[Author Prev][Author Next][Thread Prev][Thread Next][Author Index][Thread Index]
Re: Whats the sodium for?
Ken Keith wrote:
> quattro <firstname.lastname@example.org> wrote:
> > I'm not sure that sodium reaches a liquid state at the temperatures =
> > encountered in even a turbo-charged internal combustion engine. Anyone =
> > got another theory?
> > >In the turbo head the valves have sodium in 'em. How does this allow
> > >you to run more boost? Does it cool the valve better???
> > Aleksander wrote:
> > As the valve opens and closes the liquid sodium moves inside the valve,
> > taking the heat away from the tip and transfering it to the well cooled
> > stem. Liquid sodium is an excellent heat conductor - it is used on some
> > nuclear sumbarines for cooling reactors.
> I pictured the valves as being filled with the sodium, without room to
> slosh around. If it can move around, what's in the empty space, a vacuum?
> I do believe the sodium is either a powder or a liquid, tho'. There are
> warnings about cutting into sodium valves, because it's poisonous. I
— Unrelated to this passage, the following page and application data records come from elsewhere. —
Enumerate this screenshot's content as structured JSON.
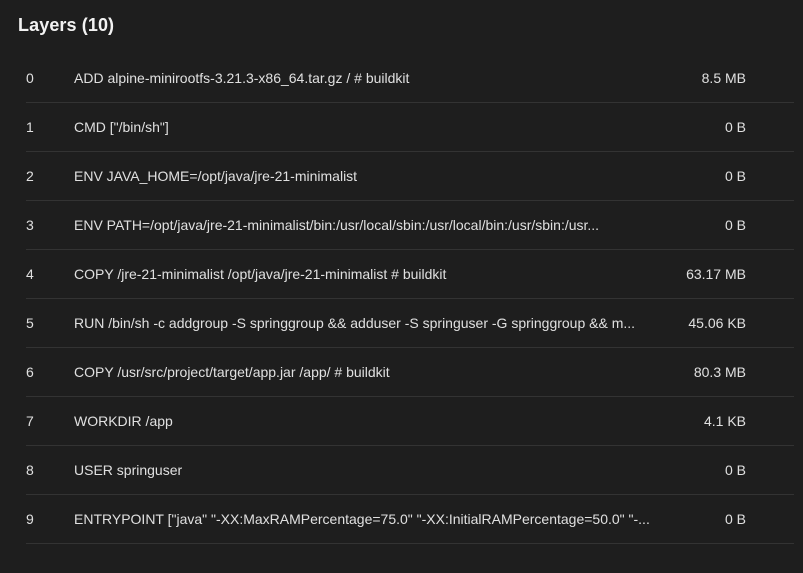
{
  "panel": {
    "title": "Layers (10)"
  },
  "layers": [
    {
      "index": "0",
      "command": "ADD alpine-minirootfs-3.21.3-x86_64.tar.gz / # buildkit",
      "size": "8.5 MB"
    },
    {
      "index": "1",
      "command": "CMD [\"/bin/sh\"]",
      "size": "0 B"
    },
    {
      "index": "2",
      "command": "ENV JAVA_HOME=/opt/java/jre-21-minimalist",
      "size": "0 B"
    },
    {
      "index": "3",
      "command": "ENV PATH=/opt/java/jre-21-minimalist/bin:/usr/local/sbin:/usr/local/bin:/usr/sbin:/usr...",
      "size": "0 B"
    },
    {
      "index": "4",
      "command": "COPY /jre-21-minimalist /opt/java/jre-21-minimalist # buildkit",
      "size": "63.17 MB"
    },
    {
      "index": "5",
      "command": "RUN /bin/sh -c addgroup -S springgroup && adduser -S springuser -G springgroup && m...",
      "size": "45.06 KB"
    },
    {
      "index": "6",
      "command": "COPY /usr/src/project/target/app.jar /app/ # buildkit",
      "size": "80.3 MB"
    },
    {
      "index": "7",
      "command": "WORKDIR /app",
      "size": "4.1 KB"
    },
    {
      "index": "8",
      "command": "USER springuser",
      "size": "0 B"
    },
    {
      "index": "9",
      "command": "ENTRYPOINT [\"java\" \"-XX:MaxRAMPercentage=75.0\" \"-XX:InitialRAMPercentage=50.0\" \"-...",
      "size": "0 B"
    }
  ],
  "colors": {
    "background": "#1e1e1e",
    "text": "#e0e0e0",
    "divider": "#333333"
  }
}
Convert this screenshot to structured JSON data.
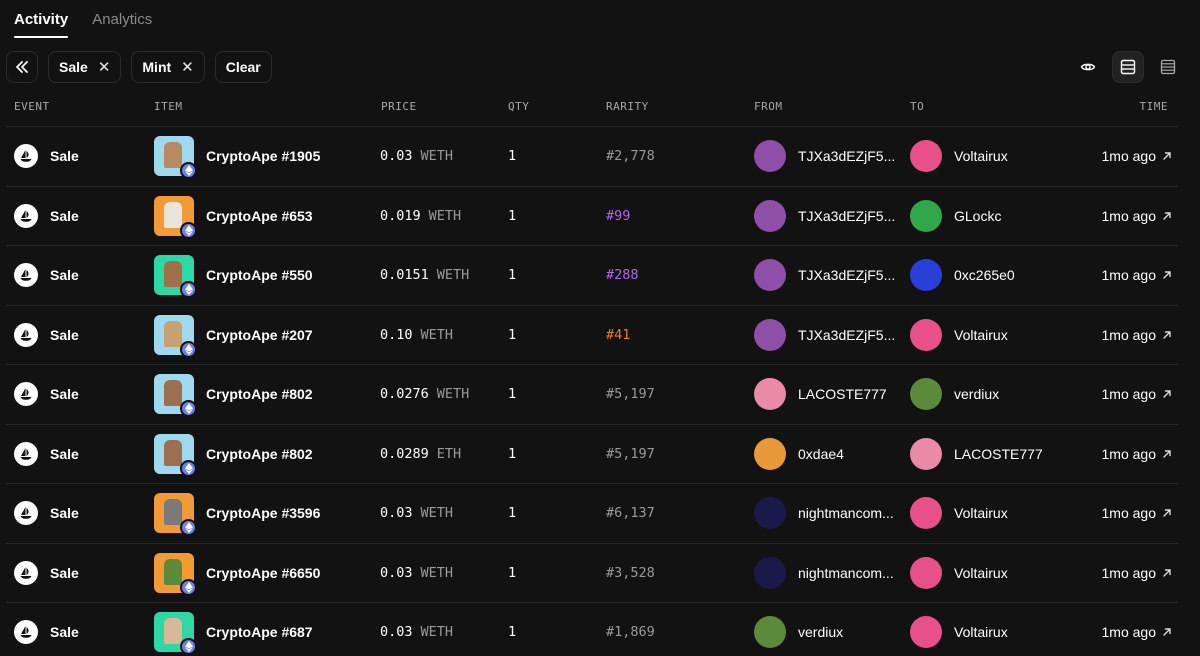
{
  "tabs": [
    {
      "label": "Activity",
      "active": true
    },
    {
      "label": "Analytics",
      "active": false
    }
  ],
  "filters": {
    "collapse_icon": "double-chevron-left-icon",
    "chips": [
      {
        "label": "Sale",
        "icon": "close-icon"
      },
      {
        "label": "Mint",
        "icon": "close-icon"
      }
    ],
    "clear_label": "Clear"
  },
  "view_controls": {
    "eye_icon": "eye-icon",
    "list_icon": "list-view-icon",
    "compact_icon": "compact-list-icon"
  },
  "columns": {
    "event": "EVENT",
    "item": "ITEM",
    "price": "PRICE",
    "qty": "QTY",
    "rarity": "RARITY",
    "from": "FROM",
    "to": "TO",
    "time": "TIME"
  },
  "rarity_colors": {
    "default": "#9a9a9a",
    "purple": "#b065e8",
    "orange": "#f07a2a"
  },
  "rows": [
    {
      "event": "Sale",
      "item": "CryptoApe #1905",
      "thumb_bg": "#9fd9ef",
      "ape_color": "#b88a62",
      "price": "0.03",
      "unit": "WETH",
      "qty": "1",
      "rarity": "#2,778",
      "rarity_color": "default",
      "from": "TJXa3dEZjF5...",
      "from_avatar": "#8e4fa8",
      "to": "Voltairux",
      "to_avatar": "#e8508a"
    },
    {
      "event": "Sale",
      "item": "CryptoApe #653",
      "thumb_bg": "#f29a36",
      "ape_color": "#e8e4dc",
      "price": "0.019",
      "unit": "WETH",
      "qty": "1",
      "rarity": "#99",
      "rarity_color": "purple",
      "from": "TJXa3dEZjF5...",
      "from_avatar": "#8e4fa8",
      "to": "GLockc",
      "to_avatar": "#2ea84a"
    },
    {
      "event": "Sale",
      "item": "CryptoApe #550",
      "thumb_bg": "#2fd6a6",
      "ape_color": "#a0704a",
      "price": "0.0151",
      "unit": "WETH",
      "qty": "1",
      "rarity": "#288",
      "rarity_color": "purple",
      "from": "TJXa3dEZjF5...",
      "from_avatar": "#8e4fa8",
      "to": "0xc265e0",
      "to_avatar": "#2a3fd8"
    },
    {
      "event": "Sale",
      "item": "CryptoApe #207",
      "thumb_bg": "#9fd9ef",
      "ape_color": "#c9a070",
      "price": "0.10",
      "unit": "WETH",
      "qty": "1",
      "rarity": "#41",
      "rarity_color": "orange",
      "from": "TJXa3dEZjF5...",
      "from_avatar": "#8e4fa8",
      "to": "Voltairux",
      "to_avatar": "#e8508a"
    },
    {
      "event": "Sale",
      "item": "CryptoApe #802",
      "thumb_bg": "#9fd9ef",
      "ape_color": "#9a7050",
      "price": "0.0276",
      "unit": "WETH",
      "qty": "1",
      "rarity": "#5,197",
      "rarity_color": "default",
      "from": "LACOSTE777",
      "from_avatar": "#e88aa8",
      "to": "verdiux",
      "to_avatar": "#5a8a3a"
    },
    {
      "event": "Sale",
      "item": "CryptoApe #802",
      "thumb_bg": "#9fd9ef",
      "ape_color": "#9a7050",
      "price": "0.0289",
      "unit": "ETH",
      "qty": "1",
      "rarity": "#5,197",
      "rarity_color": "default",
      "from": "0xdae4",
      "from_avatar": "#e89a3a",
      "to": "LACOSTE777",
      "to_avatar": "#e88aa8"
    },
    {
      "event": "Sale",
      "item": "CryptoApe #3596",
      "thumb_bg": "#f29a36",
      "ape_color": "#7a7a7a",
      "price": "0.03",
      "unit": "WETH",
      "qty": "1",
      "rarity": "#6,137",
      "rarity_color": "default",
      "from": "nightmancom...",
      "from_avatar": "#1a1a4a",
      "to": "Voltairux",
      "to_avatar": "#e8508a"
    },
    {
      "event": "Sale",
      "item": "CryptoApe #6650",
      "thumb_bg": "#f29a36",
      "ape_color": "#5a8a3a",
      "price": "0.03",
      "unit": "WETH",
      "qty": "1",
      "rarity": "#3,528",
      "rarity_color": "default",
      "from": "nightmancom...",
      "from_avatar": "#1a1a4a",
      "to": "Voltairux",
      "to_avatar": "#e8508a"
    },
    {
      "event": "Sale",
      "item": "CryptoApe #687",
      "thumb_bg": "#2fd6a6",
      "ape_color": "#d8b898",
      "price": "0.03",
      "unit": "WETH",
      "qty": "1",
      "rarity": "#1,869",
      "rarity_color": "default",
      "from": "verdiux",
      "from_avatar": "#5a8a3a",
      "to": "Voltairux",
      "to_avatar": "#e8508a"
    }
  ],
  "time_label": "1mo ago"
}
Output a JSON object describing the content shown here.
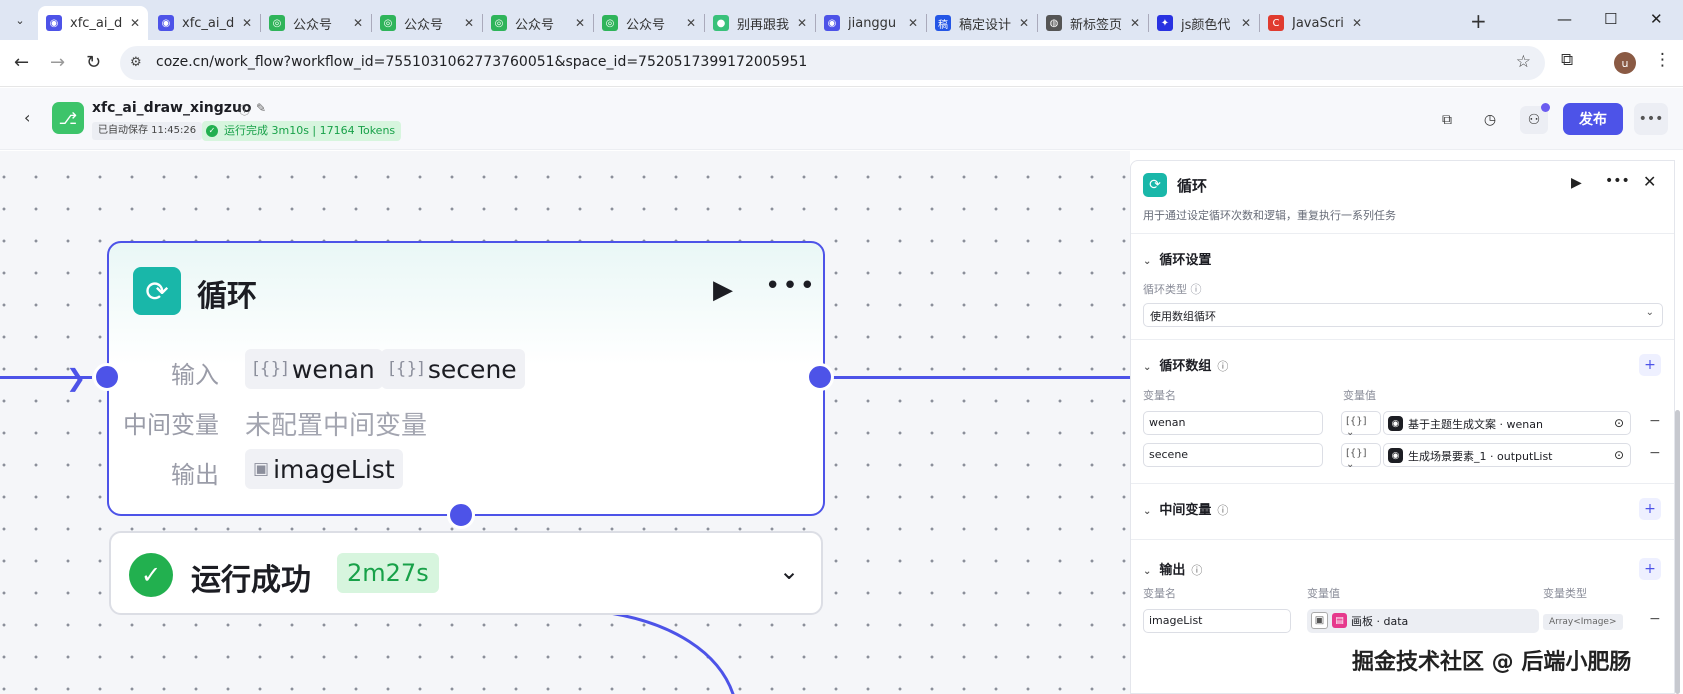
{
  "browser": {
    "tabs": [
      {
        "title": "xfc_ai_d",
        "favicon": "coze-icon",
        "active": true
      },
      {
        "title": "xfc_ai_d",
        "favicon": "coze-icon"
      },
      {
        "title": "公众号",
        "favicon": "wechat-icon"
      },
      {
        "title": "公众号",
        "favicon": "wechat-icon"
      },
      {
        "title": "公众号",
        "favicon": "wechat-icon"
      },
      {
        "title": "公众号",
        "favicon": "wechat-icon"
      },
      {
        "title": "别再跟我",
        "favicon": "juejin-icon"
      },
      {
        "title": "jianggu",
        "favicon": "coze-icon"
      },
      {
        "title": "稿定设计",
        "favicon": "gaoding-icon"
      },
      {
        "title": "新标签页",
        "favicon": "chrome-icon"
      },
      {
        "title": "js颜色代",
        "favicon": "baidu-icon"
      },
      {
        "title": "JavaScri",
        "favicon": "csdn-icon"
      }
    ],
    "url": "coze.cn/work_flow?workflow_id=7551031062773760051&space_id=7520517399172005951",
    "avatar_letter": "u"
  },
  "header": {
    "workflow_name": "xfc_ai_draw_xingzuo",
    "autosave": "已自动保存 11:45:26",
    "run_status": "运行完成 3m10s | 17164 Tokens",
    "publish_label": "发布"
  },
  "node": {
    "title": "循环",
    "input_label": "输入",
    "inputs": [
      "wenan",
      "secene"
    ],
    "mid_label": "中间变量",
    "mid_value": "未配置中间变量",
    "output_label": "输出",
    "output": "imageList",
    "result_text": "运行成功",
    "result_time": "2m27s"
  },
  "panel": {
    "title": "循环",
    "description": "用于通过设定循环次数和逻辑，重复执行一系列任务",
    "loop_settings": "循环设置",
    "loop_type_label": "循环类型",
    "loop_type_value": "使用数组循环",
    "loop_array": "循环数组",
    "var_name_header": "变量名",
    "var_value_header": "变量值",
    "var_type_header": "变量类型",
    "array_rows": [
      {
        "name": "wenan",
        "type": "[{}]",
        "ref": "基于主题生成文案 · wenan"
      },
      {
        "name": "secene",
        "type": "[{}]",
        "ref": "生成场景要素_1 · outputList"
      }
    ],
    "mid_vars": "中间变量",
    "output": "输出",
    "output_row": {
      "name": "imageList",
      "ref": "画板 · data",
      "type": "Array<Image>"
    }
  },
  "watermark": "掘金技术社区 @ 后端小肥肠",
  "colors": {
    "accent": "#4d53e8",
    "success": "#22b04f",
    "loop_teal": "#19b7a9"
  }
}
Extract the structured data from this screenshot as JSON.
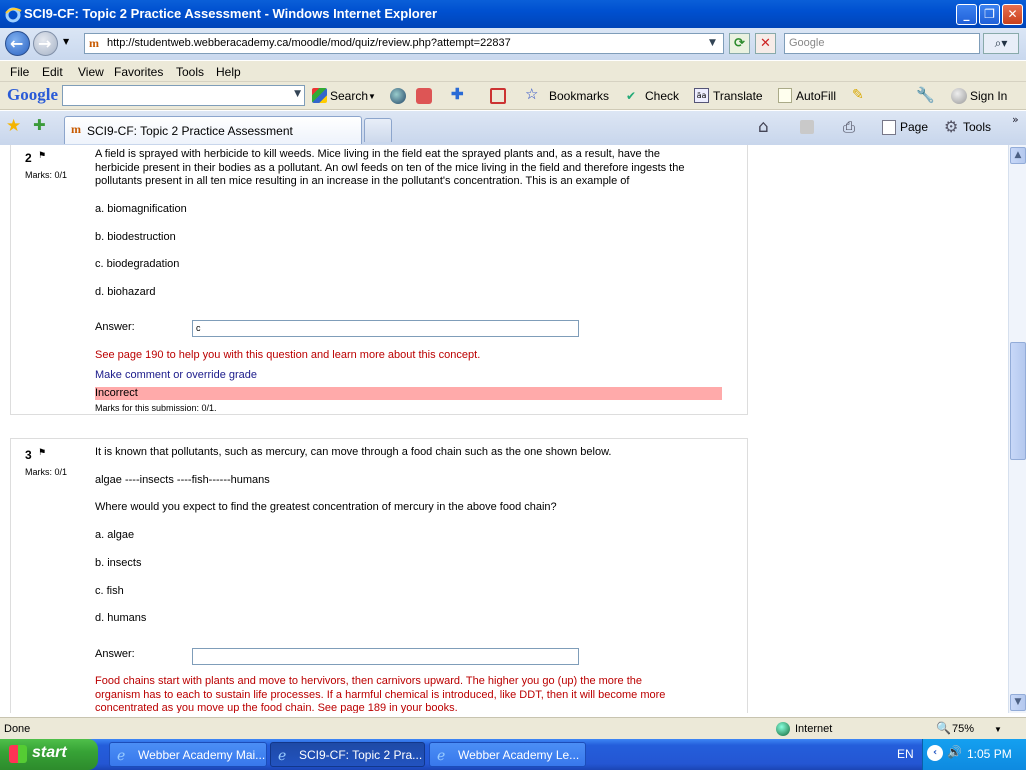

> would imagine a solid material, even if it was poisonous, would be pretty
> easy to handle safely compared to a liquid or powder.
> I dunno,
Sodium requires special handling in any form. It reacts with the
moisture in the air releasing a considerable amount of heat. A common
High School chemistry demonstration is to place a small chip of metallic
sodium in water. The chip reacts with the water releasing hydrogen and
oxygen and enough heat to ignite the hydrogen.